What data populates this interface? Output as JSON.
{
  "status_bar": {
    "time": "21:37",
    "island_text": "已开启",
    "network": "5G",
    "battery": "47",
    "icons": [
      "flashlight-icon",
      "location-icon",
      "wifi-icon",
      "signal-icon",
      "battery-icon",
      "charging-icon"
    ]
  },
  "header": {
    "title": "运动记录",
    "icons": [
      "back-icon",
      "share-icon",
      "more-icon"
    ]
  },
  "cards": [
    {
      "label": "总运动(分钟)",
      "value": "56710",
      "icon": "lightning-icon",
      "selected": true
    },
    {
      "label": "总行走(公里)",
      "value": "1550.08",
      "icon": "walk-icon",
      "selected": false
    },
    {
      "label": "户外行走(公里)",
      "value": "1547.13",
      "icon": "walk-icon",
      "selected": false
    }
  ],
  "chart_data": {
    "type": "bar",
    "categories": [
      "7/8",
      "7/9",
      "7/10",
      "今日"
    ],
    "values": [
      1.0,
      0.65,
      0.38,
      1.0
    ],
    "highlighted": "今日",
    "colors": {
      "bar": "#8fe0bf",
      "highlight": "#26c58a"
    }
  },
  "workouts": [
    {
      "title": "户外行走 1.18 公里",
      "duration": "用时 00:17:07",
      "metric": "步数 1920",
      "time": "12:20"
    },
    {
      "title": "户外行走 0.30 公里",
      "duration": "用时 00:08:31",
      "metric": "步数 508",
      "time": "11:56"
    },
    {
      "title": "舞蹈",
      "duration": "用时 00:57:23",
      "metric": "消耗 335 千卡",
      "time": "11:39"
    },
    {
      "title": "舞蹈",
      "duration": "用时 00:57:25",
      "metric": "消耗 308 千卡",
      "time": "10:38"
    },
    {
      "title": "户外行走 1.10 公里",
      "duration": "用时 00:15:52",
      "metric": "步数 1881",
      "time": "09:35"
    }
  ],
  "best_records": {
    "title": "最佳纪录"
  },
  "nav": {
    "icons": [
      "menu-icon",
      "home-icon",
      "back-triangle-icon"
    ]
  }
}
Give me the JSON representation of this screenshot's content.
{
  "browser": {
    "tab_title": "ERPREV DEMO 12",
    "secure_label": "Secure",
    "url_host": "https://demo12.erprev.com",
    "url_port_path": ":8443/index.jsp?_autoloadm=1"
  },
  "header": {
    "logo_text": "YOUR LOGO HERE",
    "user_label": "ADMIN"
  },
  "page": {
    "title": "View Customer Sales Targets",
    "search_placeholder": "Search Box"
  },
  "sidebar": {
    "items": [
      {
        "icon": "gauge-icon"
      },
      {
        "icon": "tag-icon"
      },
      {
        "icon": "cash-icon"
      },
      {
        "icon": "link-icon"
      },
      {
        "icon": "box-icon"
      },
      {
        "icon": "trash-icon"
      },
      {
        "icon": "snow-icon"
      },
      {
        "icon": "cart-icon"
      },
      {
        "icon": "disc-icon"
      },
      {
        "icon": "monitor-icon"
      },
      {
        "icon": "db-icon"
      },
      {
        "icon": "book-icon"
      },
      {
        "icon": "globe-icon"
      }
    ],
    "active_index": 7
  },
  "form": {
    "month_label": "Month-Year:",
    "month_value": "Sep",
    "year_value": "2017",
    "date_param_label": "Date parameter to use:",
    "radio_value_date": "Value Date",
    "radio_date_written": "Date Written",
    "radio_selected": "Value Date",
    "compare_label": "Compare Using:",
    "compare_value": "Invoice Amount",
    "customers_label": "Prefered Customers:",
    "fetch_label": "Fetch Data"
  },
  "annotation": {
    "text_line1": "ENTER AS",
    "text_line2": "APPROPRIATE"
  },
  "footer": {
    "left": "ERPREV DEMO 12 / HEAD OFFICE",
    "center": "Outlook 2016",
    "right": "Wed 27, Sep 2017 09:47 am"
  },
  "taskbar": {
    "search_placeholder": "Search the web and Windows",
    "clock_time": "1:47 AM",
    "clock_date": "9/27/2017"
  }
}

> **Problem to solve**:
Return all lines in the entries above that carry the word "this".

> **Expected answer**:
What data populates this interface? Output as JSON.
Give me the JSON representation of this screenshot's content.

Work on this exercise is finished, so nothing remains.